Although you can do many jobs with a psychology degree, you may use the skills you have learned in a career that requires no degree or any degree, the APA reported – and you may have to persuade employers that your psychology background adds value.
What Can You Do With a Master’s Degree in Psychology?
By advancing your education with a master’s degree in psychology, you can open up your career opportunities to include some limited psychologist roles. Generally, a master’s degree is enough education to qualify you as an industrial-organizational psychologist. Industrial-organizational psychologists use the principles and practices of psychology to solve problems and improve performance in business and other workplace settings. Although this field of psychology requires the least education, it is one of the highest paying roles, with a median wage of $97,260, according to the BLS.
A master’s degree can also open some doors in the field of school psychology, but there are several factors to consider. Different states impose different educational requirements on school psychologists, and master’s degree programs in this field can range from short programs requiring around 30 graduate credits to lengthy programs that require 60 credits. If you choose the wrong path for school psychology jobs in your state, you could end up unable to get a license and attain a position in this field.
While 47 percent of industrial-organizational psychologists have a master’s degree, 48 percent of industrial-organizational psychologists report a doctorate as their highest level of education. An additional five percent have post-doctoral training.

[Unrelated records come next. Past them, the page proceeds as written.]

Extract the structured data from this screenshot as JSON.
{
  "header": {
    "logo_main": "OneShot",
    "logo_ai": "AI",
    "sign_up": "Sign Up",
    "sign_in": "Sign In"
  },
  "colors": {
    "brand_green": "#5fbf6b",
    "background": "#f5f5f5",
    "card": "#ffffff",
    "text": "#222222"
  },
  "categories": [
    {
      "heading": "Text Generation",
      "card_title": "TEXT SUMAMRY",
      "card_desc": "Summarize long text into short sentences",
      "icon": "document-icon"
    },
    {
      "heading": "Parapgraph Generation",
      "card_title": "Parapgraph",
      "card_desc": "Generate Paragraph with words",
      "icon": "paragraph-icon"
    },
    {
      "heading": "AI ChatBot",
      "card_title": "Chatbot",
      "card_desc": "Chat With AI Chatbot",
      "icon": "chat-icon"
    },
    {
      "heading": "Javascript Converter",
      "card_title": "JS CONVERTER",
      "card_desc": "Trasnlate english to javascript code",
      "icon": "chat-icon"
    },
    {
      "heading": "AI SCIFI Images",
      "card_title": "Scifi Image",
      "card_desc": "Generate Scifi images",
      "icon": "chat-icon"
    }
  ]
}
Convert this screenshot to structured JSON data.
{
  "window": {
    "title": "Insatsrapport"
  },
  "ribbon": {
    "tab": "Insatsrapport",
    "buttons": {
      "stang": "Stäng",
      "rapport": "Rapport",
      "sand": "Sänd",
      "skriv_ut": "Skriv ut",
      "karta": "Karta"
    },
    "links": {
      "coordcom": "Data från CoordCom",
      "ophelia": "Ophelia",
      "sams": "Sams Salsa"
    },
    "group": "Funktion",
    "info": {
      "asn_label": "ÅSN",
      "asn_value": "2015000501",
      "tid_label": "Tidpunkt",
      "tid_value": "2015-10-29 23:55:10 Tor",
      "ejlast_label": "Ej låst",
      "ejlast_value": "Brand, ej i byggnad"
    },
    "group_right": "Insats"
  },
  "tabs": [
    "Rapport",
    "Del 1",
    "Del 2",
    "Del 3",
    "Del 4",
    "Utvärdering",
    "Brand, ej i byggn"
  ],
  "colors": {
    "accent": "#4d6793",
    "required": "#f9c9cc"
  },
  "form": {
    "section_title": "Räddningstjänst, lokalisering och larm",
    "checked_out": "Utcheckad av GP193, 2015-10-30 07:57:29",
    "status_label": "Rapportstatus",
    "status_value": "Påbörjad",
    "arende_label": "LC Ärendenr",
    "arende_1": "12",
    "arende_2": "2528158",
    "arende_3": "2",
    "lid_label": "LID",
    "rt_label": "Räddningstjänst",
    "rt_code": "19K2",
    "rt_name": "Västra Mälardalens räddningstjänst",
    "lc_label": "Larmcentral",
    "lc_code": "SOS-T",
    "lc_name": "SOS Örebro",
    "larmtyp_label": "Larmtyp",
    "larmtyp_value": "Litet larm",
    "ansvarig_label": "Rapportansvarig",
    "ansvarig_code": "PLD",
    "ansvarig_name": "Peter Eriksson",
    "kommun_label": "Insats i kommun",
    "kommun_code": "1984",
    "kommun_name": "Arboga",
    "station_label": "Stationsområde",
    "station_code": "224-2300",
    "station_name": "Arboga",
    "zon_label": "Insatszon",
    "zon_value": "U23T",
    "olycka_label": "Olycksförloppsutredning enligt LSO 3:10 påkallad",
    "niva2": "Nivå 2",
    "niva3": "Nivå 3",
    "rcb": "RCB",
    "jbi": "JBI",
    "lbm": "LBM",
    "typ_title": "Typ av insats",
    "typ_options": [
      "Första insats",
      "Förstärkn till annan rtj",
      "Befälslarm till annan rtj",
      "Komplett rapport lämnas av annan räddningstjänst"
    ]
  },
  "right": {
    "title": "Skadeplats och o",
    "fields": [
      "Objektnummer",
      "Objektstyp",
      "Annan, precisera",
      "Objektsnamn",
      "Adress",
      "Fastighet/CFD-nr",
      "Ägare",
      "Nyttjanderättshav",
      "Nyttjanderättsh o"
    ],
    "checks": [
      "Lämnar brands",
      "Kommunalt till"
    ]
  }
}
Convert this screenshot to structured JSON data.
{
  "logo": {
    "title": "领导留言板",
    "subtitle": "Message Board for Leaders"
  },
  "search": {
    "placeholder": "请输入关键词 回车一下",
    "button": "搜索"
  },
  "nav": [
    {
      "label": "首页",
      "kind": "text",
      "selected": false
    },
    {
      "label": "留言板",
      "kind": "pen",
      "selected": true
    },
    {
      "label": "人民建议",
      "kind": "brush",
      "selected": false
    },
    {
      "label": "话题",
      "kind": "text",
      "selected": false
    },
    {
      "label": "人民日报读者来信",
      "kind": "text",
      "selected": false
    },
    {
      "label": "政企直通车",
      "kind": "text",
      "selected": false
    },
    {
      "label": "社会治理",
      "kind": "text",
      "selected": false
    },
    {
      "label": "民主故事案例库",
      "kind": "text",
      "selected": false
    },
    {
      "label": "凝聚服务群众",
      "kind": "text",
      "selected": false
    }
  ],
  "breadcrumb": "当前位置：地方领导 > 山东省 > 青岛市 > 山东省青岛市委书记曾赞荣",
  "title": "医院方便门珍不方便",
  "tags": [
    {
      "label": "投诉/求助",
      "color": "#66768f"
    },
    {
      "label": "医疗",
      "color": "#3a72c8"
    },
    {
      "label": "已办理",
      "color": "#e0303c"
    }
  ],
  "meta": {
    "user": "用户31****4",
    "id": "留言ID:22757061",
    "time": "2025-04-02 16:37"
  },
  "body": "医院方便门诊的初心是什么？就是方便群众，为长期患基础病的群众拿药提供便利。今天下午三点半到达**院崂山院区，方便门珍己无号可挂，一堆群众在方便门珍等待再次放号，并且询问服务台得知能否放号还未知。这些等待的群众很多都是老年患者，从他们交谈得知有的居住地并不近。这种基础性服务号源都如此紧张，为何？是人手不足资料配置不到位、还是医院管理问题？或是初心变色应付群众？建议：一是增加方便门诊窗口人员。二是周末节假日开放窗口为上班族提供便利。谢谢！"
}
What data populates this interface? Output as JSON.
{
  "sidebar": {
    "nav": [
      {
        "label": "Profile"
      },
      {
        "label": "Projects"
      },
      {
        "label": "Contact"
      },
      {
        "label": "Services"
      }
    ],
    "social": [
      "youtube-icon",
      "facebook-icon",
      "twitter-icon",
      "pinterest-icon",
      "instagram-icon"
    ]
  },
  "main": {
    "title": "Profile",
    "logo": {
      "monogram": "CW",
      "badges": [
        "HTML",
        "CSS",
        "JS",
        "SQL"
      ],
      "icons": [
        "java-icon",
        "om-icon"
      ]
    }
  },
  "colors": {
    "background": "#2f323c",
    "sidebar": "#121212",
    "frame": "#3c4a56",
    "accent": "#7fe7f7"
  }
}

The Best Psychology Jobs at the Doctoral Level
If you really want to open doors to the best jobs in the field of psychology, then there’s no substitute for earning a doctoral degree. A Doctor of Philosophy (Ph.D.) or Doctor of Psychology (Psy.D.) can prepare you to become a licensed psychologist in fields such as clinical or counseling psychology. Whether it’s research, clinical treatment of mental illnesses or counseling services that help people find better ways to approach difficult life situations that most appeals to you, a doctoral degree will help you do it.
Experience, gained both during and after your education, is also a crucial part of preparing for these high-level psychology jobs. You should expect to complete practicum and internship experiences while pursuing a psychology degree, especially at the doctoral level.